She chooses the plate the way a painter selects a canvas. She wraps several flavors of Mediterranean olives in carefully selected slices of dry sausage, and does the same with salad greens. She places four types of cheese in the foreground, with an oriental ladle holding a sauce made of fruit and mustard. As her personal signature, she adds an apple, carefully cut and sculpted into the shape of a swan. The swan is a symbol with deep meaning to her.

An Incredible, Edible Swan

When Lya was a young girl growing up in Tehuacan, Mexico, she saw a food magazine that inspired her. “On the front cover was a beautiful white swan carved from jicama (an edible root) and on the back was an exquisite turkey made from pieces of watermelon and other fruit,” she says. “I can still remember the artistry of those sculptures. The image of them stayed in my mind, and a voice inside me said, ‘Someday, you will make one of those.’” It wasn’t until years later, in a professional cooking class, that Lya was trained to carve a swan exactly like the one she had seen so long before.

Food as Art

Today, Lya is fulfilling her lifelong dream to serve others (literally) by preparing beautiful, nutritious food. In Europe and the U.S. she counsels cooks about the quality of their meals, prepares fancy dinners at gourmet restaurants and in people’s homes, and also teaches cooking and nutrition classes. She is known for the excellent food she prepares and the way she presents it. “Food is art,” she says. “Having it look good is part of having it taste good.”

But getting where she wanted to be has not been, shall we say, a piece of cake.

“My parents wanted me to be a doctor,” she says. After counseling with them and praying, she finally agreed she would study nutrition. That would allow her to be around food and yet still be involved in a medically related field. After college, she began work as a nutritionist in Mexico City. She loved the working environment and the people, but she still longed to be a chef.
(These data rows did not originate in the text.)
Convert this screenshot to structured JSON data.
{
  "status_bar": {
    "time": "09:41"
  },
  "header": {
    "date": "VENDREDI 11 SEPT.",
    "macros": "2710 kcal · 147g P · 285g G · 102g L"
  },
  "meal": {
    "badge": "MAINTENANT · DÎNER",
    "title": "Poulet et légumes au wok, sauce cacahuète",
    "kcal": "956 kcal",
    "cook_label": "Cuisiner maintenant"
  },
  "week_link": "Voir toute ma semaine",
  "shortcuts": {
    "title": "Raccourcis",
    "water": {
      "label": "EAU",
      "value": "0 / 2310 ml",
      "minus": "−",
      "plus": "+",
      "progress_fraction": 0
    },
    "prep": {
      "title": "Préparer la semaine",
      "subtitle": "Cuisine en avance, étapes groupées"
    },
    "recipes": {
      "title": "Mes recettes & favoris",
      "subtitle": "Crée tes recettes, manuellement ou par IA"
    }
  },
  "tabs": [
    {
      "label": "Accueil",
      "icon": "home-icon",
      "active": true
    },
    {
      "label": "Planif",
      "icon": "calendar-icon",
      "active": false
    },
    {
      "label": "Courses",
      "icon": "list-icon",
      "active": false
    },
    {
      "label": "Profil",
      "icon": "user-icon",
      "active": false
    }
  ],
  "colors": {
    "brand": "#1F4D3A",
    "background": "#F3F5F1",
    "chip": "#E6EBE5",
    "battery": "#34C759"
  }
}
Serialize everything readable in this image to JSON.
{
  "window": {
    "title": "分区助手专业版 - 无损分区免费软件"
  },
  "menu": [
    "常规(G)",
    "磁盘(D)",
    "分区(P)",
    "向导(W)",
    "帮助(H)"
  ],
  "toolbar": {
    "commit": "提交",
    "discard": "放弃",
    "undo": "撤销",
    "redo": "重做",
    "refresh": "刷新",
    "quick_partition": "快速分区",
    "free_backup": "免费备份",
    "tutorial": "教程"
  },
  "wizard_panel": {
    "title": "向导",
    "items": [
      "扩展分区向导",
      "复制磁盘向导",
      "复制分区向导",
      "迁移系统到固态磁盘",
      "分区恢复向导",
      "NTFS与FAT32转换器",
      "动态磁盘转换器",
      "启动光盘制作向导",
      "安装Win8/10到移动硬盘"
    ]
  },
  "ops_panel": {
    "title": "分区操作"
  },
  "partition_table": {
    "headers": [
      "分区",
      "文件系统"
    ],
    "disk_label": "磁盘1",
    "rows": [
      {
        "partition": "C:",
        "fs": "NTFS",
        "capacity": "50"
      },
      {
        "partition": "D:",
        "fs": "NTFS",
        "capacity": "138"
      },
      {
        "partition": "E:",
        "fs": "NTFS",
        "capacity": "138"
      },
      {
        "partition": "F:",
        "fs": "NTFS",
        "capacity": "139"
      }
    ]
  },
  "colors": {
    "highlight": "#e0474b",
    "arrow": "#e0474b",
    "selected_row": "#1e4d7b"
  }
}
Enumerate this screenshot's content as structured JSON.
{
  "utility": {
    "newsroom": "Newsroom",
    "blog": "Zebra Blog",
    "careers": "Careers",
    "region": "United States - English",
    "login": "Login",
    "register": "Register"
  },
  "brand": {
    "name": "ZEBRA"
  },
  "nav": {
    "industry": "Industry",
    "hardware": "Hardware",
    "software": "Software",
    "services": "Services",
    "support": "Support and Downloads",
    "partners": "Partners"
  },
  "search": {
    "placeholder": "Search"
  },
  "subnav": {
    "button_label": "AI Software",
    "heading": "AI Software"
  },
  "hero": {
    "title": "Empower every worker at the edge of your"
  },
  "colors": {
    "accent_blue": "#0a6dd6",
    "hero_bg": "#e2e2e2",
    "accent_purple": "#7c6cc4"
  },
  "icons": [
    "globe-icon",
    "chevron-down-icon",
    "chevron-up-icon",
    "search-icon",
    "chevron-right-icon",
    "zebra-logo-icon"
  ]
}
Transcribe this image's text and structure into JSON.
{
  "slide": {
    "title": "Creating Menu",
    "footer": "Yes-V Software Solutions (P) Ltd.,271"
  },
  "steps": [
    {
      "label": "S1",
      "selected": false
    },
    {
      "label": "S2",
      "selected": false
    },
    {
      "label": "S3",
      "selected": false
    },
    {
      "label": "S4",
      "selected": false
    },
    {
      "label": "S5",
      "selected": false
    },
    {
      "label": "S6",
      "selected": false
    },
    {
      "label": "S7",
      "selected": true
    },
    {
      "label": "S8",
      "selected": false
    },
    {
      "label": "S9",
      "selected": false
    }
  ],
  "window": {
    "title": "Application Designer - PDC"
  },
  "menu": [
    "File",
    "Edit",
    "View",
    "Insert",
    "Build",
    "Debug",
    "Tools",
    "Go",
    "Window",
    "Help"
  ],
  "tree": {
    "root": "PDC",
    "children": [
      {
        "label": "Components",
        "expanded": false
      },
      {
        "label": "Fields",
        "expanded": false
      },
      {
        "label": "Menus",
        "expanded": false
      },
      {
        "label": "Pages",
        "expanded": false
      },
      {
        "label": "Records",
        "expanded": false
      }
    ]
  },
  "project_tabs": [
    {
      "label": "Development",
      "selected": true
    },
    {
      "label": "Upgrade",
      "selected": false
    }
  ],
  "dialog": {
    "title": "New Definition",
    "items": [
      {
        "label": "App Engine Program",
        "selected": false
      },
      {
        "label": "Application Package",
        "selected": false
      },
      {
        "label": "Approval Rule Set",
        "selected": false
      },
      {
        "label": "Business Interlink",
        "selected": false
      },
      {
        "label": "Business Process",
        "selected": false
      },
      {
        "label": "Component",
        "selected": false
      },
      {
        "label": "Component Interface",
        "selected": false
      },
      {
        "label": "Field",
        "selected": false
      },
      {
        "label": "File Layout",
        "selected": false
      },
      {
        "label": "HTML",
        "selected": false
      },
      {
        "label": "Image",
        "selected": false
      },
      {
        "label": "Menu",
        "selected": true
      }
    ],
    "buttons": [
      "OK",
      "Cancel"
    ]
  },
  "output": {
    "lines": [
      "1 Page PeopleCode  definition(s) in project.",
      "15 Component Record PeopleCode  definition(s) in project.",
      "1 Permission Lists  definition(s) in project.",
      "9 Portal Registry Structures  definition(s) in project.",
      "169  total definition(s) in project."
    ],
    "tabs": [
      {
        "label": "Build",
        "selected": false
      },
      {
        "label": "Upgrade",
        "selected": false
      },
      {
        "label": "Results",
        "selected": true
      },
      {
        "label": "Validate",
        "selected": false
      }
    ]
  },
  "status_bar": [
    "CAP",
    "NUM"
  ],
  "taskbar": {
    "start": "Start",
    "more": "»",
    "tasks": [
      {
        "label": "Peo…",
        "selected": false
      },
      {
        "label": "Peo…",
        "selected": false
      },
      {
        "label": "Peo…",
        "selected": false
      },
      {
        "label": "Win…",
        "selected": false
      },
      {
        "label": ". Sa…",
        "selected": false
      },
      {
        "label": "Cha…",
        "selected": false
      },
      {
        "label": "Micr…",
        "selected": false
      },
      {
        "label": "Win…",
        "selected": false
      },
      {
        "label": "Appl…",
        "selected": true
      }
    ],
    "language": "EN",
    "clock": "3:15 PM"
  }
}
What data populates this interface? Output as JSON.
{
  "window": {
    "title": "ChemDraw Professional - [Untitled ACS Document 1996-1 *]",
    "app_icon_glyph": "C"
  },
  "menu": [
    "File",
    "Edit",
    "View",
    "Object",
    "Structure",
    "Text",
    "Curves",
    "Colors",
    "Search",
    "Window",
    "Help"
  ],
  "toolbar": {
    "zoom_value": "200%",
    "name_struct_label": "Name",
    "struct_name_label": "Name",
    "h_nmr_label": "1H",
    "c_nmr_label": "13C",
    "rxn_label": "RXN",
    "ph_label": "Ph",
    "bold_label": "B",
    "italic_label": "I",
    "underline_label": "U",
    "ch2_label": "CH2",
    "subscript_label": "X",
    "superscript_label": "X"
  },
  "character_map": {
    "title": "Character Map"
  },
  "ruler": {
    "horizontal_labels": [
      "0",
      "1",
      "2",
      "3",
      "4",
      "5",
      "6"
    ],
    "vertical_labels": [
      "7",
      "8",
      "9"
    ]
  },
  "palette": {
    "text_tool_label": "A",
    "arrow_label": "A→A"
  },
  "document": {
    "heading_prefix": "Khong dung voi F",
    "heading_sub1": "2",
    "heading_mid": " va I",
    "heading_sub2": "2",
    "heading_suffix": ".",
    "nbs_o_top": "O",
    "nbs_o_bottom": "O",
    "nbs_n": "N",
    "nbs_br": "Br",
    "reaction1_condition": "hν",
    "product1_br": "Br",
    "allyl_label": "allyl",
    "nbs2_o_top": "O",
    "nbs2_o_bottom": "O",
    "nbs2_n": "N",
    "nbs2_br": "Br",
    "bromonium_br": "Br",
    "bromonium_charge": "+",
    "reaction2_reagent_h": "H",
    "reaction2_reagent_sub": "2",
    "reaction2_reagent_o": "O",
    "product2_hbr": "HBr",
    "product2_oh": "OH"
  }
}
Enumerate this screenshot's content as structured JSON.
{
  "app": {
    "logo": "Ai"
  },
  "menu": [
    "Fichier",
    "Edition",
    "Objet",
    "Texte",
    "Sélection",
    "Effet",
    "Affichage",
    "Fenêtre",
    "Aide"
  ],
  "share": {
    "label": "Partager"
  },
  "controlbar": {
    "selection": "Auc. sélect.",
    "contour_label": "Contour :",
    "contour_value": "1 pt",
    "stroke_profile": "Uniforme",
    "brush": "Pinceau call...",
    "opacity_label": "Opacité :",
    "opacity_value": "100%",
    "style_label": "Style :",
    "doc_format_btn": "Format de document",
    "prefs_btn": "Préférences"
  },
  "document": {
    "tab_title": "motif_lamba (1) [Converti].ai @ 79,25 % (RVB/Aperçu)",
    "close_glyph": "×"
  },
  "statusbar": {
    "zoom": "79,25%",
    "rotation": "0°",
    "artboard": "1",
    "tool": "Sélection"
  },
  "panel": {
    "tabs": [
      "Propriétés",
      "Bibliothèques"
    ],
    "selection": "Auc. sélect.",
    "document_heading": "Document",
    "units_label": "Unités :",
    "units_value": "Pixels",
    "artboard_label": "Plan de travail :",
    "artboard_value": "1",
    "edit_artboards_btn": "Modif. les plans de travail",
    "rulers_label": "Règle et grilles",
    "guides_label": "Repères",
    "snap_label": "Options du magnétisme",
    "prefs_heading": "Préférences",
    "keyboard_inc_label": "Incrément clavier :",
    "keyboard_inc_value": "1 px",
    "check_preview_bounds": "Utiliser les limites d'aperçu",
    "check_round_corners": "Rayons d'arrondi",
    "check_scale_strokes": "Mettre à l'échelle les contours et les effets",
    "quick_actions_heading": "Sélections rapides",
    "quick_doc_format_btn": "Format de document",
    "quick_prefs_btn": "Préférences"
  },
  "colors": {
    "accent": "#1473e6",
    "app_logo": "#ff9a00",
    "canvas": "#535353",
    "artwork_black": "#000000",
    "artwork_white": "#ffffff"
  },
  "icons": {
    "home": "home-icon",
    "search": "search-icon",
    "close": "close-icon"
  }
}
After giving the job a fair chance, she counseled with her parents again and mapped out a new plan.

“I prayed to Heavenly Father and asked Him to guide me,” she says. “Then I did all the research I could about culinary schools.” She saved money, studied English as a second language, then enrolled in a cooking school in London, England. That opened up the opportunity for her to also have apprenticeships—if she would work without pay. She did and gained experience as well as forming friendships with several of the top chefs in the world.

Hard Work, High Standards

“Working without pay was hard,” she says. “I had to cater private dinners on the side to pay my way through school.” She also found a job at a restaurant equipment company in France, preparing meals and demonstrating professional ovens. For a year and a half, between school and work and various apprenticeships in two countries, her days were filled with long, hard work. “I had to pay the rent, and I had to pay for transportation, but I always had food because I was always allowed to eat in the restaurants.”

She also kept her standards high. “Living the Word of Wisdom was less of a challenge than some people might think,” she says. “For example, when people invited me to have a glass of wine, which is a big part of the restaurant business, I explained that I don’t drink alcohol. They respected that. And when people would party or suggest immoral activities, I would explain that my standards were different. We were colleagues at work, but I didn’t hang out with them in places that would bring me down.”

Lya and her husband, who is also a chef, offer this advice about careers: “Find something you love doing and that you’ll want to do for your entire life. Set goals and work hard, then pray, be humble, and follow your heart.”

Photograph by Richard M. Romney